The book features vibrant food photography throughout, and step-by-step guides to folding the perfect burrito, eating a taco (no knives and forks allowed), making a sizzling table salsa, and much more. And with Thomasina's guide to the world's hottest Chillis, ingenious cheats, and helpful menu planner, Mexican Food Made Simple has everything you need to put together a fantastic Mexican feast at home.
About the Author
When Thomasina Miers first arrived in Mexico aged eighteen, she fell so in love with its food that she went back to live there, opening up a cocktail bar in Mexico City and using her free time to travel the country and cook with some of Mexico’s top chefs. After returning to London and winning BBC2’s Master Chef in 2005, Thomasina opened the Mexican street food cantina, Wahaca, which won the Observer Food Monthly’s ‘best cheap eats’ award, and has now opened three branches. She writes a regular recipe column in the Times and is co-editor of Soup Kitchen (2005) and the author of Cook (2006) and Wild Gourmets (2007). Click Here for a YouTube video of warm sweetcorn salad and look on the side for others!!

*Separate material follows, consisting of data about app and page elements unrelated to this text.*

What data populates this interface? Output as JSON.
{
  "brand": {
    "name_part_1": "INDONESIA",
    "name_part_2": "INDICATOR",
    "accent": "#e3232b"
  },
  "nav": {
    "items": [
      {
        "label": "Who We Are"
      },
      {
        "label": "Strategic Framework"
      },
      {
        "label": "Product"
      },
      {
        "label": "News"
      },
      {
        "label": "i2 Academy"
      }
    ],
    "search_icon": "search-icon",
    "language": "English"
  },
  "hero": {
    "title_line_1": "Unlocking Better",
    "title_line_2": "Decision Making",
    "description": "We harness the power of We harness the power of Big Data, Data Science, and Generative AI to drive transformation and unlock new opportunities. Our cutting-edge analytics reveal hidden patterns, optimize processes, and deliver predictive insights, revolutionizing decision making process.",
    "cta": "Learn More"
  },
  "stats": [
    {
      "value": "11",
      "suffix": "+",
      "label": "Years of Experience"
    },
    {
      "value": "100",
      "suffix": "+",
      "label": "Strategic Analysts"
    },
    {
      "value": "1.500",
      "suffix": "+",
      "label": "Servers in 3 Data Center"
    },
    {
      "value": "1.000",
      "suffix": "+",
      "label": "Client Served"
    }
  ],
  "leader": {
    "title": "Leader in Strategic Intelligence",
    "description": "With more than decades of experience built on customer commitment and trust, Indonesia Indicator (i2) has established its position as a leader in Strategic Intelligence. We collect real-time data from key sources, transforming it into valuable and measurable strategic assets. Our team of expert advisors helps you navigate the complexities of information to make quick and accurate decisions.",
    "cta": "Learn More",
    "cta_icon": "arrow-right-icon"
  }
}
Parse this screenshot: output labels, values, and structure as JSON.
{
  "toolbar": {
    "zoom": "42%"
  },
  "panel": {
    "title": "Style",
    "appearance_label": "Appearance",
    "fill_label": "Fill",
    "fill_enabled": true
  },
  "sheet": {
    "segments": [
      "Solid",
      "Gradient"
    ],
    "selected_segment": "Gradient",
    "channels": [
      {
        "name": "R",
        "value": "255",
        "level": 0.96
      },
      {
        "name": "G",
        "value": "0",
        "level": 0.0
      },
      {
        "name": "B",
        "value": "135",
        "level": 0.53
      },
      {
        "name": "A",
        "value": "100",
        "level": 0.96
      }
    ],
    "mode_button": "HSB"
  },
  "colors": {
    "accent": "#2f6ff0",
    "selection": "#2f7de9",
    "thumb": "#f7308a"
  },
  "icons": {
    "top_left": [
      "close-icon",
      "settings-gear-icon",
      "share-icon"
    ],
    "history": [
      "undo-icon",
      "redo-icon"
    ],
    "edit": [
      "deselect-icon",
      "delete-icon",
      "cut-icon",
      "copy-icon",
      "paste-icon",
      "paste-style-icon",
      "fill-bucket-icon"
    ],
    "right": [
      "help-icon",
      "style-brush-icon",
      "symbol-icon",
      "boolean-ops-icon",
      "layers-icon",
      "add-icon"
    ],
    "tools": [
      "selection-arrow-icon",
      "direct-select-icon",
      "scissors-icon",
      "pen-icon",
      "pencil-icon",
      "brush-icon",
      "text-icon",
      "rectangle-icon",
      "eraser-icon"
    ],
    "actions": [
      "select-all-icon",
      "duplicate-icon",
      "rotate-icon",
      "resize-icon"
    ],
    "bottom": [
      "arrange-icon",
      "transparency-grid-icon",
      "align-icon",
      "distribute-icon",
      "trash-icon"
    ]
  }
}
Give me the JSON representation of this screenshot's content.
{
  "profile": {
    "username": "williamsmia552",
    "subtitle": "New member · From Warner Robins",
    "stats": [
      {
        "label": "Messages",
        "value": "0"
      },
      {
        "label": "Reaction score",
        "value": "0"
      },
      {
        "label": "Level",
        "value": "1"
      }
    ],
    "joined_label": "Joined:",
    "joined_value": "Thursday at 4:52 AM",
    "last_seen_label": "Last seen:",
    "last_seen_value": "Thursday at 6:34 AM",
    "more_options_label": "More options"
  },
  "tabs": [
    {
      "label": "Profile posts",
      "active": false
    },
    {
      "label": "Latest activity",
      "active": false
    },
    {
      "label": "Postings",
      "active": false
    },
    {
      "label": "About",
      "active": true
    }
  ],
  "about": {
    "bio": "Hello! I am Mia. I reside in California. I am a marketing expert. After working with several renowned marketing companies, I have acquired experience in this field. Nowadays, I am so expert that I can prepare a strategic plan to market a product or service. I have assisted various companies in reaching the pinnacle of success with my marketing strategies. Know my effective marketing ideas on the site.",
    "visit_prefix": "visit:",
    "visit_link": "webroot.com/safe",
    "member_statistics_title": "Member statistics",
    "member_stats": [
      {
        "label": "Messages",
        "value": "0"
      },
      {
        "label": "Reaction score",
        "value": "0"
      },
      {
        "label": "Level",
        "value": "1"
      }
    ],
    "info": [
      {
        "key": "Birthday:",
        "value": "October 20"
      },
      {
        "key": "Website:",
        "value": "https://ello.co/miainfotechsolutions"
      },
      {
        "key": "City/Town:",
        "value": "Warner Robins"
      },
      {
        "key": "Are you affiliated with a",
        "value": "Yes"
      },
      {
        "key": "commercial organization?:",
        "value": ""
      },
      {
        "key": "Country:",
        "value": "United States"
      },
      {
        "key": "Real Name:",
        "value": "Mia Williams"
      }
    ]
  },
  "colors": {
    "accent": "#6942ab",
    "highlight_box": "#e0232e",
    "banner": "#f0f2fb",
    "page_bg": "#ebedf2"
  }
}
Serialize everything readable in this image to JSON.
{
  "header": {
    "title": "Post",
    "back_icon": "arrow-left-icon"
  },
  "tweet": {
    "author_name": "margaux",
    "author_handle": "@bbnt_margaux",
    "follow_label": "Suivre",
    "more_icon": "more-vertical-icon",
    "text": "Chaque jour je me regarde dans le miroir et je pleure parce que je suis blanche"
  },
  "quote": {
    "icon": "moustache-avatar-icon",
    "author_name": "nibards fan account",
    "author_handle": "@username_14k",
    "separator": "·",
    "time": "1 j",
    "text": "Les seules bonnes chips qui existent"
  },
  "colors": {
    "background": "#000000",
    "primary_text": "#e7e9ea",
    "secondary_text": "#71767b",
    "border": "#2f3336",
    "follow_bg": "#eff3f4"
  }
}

I love cookbooks even if I never use a single recipe I love reading about the food of the world! Mexican Food Made Simple is not Tex Mex food but has authentic dishes that had me drooling every time I opened the book. I haven't yet made a dish from this book but have ear-marked several to try soon!! I will let you know how I get on!! I enjoyed reading it as I definitely felt the love she has for Mexican food!! My only problem is my husband is allergic to all citrus and she uses a lot of lemon and lime juice which makes sense being Mexican food, but I just have to wonder how important it is for the dish and what I might be able to substitute with.